TARDIS material was recorded at the usual Doctor Who studio space of Unit Q2 in Newport on the 23rd. More street sequences were completed on November 25th (at Loudoun Square in Butetown, Cardiff) and 26th (at Llanmales Street, Grangetown). On the latter day, the playground scene was also recorded at Grange Gardens in Grangetown. The story's final title of Father's Day was not conceived by Davies until shortly before the season began, in February 2005.


Original Transmission
Date 14th May 2005
Time 7.01pm
Duration 42'55"
Viewers (more) 8.1m (17th)
· BBC1 8.1m
Appreciation 83%

Doctor Who
Christopher Eccleston
Rose Tyler
Billie Piper
Jackie Tyler
Camille Coduri
Pete Tyler
Shaun Dingwall
Robert Barton
Young Rose
Julia Joyce
Christopher Llewellyn
Frank Rozelaar-Green
Natalie Jones
Eirlys Bellin
Rhian James
Young Mickey
Casey Dyer

Written by
Paul Cornell
Directed by
Joe Ahearne
Produced by
Phil Collinson

1st Assistant Director
Gareth Williams
2nd Assistant Director
Sean Clayton
3rd Assistant Director
Dan Mumford
Location Manager
Lowri Thomas
Unit Manager
Llyr Morus
Production Co-ordinator
Jess van Niekerk
A/Production Accountants
Debi Griffiths
Kath Blackman
Pam Humphreys
Script Editor
Elwen Rowlands
Camera Operator
Martin Stephens
Focus Puller
Mark Isaac
John Robinson
Boom Operator
Damian Richardson
Mark Hutchings
Best Boy
Peter Chester
Stunt Co-ordinator
Lee Sheward
Stunt Performers
Crispin Layfield
Seon Rogers
Bean Peel
Art Dept Co-ordinator
Gwenllian Llwyd
Concept Artist
Bryan Hitch
Production Buyer
Catherine Samuel
Set Decorator
Liz Griffiths
Supervising Art Director
Stephen Nicholas
Standby Art Director
Julian Luxton
Property Master
Adrian Anscombe
Construction Manager
Andrew Smith
Standby Props
Phill Shellard
Trystan Howell
Graphic Artist
Jenny Bowers
Wardrobe Supervisor
Yolanda Peart-Smith
Make-Up Supervisor
Linda Davie
Make-Up Artists
Claire Pritchard
Steve Williams
Casting Associate
Kirsty Robertson
Assistant Editor
Ceres Doyle
Post Production Supervisor
Marie Brown
On Line Editor
Matthew Clarke
Kai van Beers
2D VFX Artists
David Bowman
Sara Bennett
Simon C Holden
3D VFX Artists
Chris Petts
Jean-Claude Deguara
Nicolas Hernandez
Mark Wallman
Andy Howell
Dubbing Mixer
Tim Ricketts
Dialogue Editor
Paul McFadden
Sound FX Editor
Paul Jefferies
Picture Publicist
Francine Holdgate
Finance Manager
Richard Pugsley
Original Theme Music
Ron Grainer
Casting Director
Andy Pryor CDG
Production Accountant
Endaf Emyr Williams
Sound Recordist
Ian Richardson
Costume Designer
Lucinda Wright
Make-Up Designer
Davy Jones
Murray Gold
Visual Effects
The Mill
Visual FX Producer
Will Cohen
Visual FX Supervisor
Dave Houghton
Graham Walker
Production Designer
Edward Thomas
Director of Photography
Ernie Vincze BSC
Production Manager
Tracie Simpson
Associate Producer
Helen Vallis
Executive Producers
Russell T Davies
Julie Gardner
Mal Young

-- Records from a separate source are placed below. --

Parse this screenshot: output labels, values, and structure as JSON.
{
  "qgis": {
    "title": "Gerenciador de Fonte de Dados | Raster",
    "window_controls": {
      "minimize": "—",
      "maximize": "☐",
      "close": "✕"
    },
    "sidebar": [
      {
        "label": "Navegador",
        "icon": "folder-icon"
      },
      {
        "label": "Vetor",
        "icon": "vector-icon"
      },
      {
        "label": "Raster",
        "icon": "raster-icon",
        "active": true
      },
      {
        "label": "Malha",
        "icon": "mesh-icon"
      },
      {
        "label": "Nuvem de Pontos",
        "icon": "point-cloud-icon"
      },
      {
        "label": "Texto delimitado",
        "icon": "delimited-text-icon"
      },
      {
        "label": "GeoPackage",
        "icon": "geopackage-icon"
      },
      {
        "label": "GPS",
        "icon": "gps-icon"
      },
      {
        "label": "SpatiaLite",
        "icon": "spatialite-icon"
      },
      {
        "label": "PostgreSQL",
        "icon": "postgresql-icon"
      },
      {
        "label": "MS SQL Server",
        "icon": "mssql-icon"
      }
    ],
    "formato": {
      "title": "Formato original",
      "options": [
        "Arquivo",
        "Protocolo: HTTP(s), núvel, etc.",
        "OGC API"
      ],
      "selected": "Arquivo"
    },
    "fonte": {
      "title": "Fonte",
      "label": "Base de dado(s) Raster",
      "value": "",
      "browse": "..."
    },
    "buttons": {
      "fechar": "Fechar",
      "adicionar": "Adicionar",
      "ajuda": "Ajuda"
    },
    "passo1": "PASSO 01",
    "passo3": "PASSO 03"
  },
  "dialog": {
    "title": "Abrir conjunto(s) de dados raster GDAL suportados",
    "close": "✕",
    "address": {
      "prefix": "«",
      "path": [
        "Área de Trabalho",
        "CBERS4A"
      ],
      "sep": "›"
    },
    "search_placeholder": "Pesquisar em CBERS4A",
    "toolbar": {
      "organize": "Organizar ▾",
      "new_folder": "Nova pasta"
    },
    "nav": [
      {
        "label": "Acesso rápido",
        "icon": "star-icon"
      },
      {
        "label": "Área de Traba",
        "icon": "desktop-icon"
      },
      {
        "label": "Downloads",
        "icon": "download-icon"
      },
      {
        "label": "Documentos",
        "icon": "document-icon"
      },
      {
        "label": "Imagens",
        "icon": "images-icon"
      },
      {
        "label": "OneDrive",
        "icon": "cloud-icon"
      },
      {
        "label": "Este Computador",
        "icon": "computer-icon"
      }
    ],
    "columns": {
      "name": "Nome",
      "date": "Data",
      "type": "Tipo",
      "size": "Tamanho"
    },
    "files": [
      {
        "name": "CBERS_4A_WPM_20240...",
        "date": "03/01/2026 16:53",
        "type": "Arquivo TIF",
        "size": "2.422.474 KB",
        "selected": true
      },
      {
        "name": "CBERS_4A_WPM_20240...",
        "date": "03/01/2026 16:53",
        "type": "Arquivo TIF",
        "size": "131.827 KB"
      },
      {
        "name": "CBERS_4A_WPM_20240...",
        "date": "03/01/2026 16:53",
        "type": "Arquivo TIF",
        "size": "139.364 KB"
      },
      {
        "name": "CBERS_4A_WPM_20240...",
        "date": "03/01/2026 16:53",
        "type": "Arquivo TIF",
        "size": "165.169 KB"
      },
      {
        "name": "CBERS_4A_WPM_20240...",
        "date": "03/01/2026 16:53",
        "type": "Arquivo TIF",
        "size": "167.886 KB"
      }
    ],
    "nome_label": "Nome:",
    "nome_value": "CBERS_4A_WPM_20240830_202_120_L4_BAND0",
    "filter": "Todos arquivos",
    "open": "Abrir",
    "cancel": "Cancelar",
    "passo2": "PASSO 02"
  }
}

Working Titles
Wounded Time

Updated 17th October 2009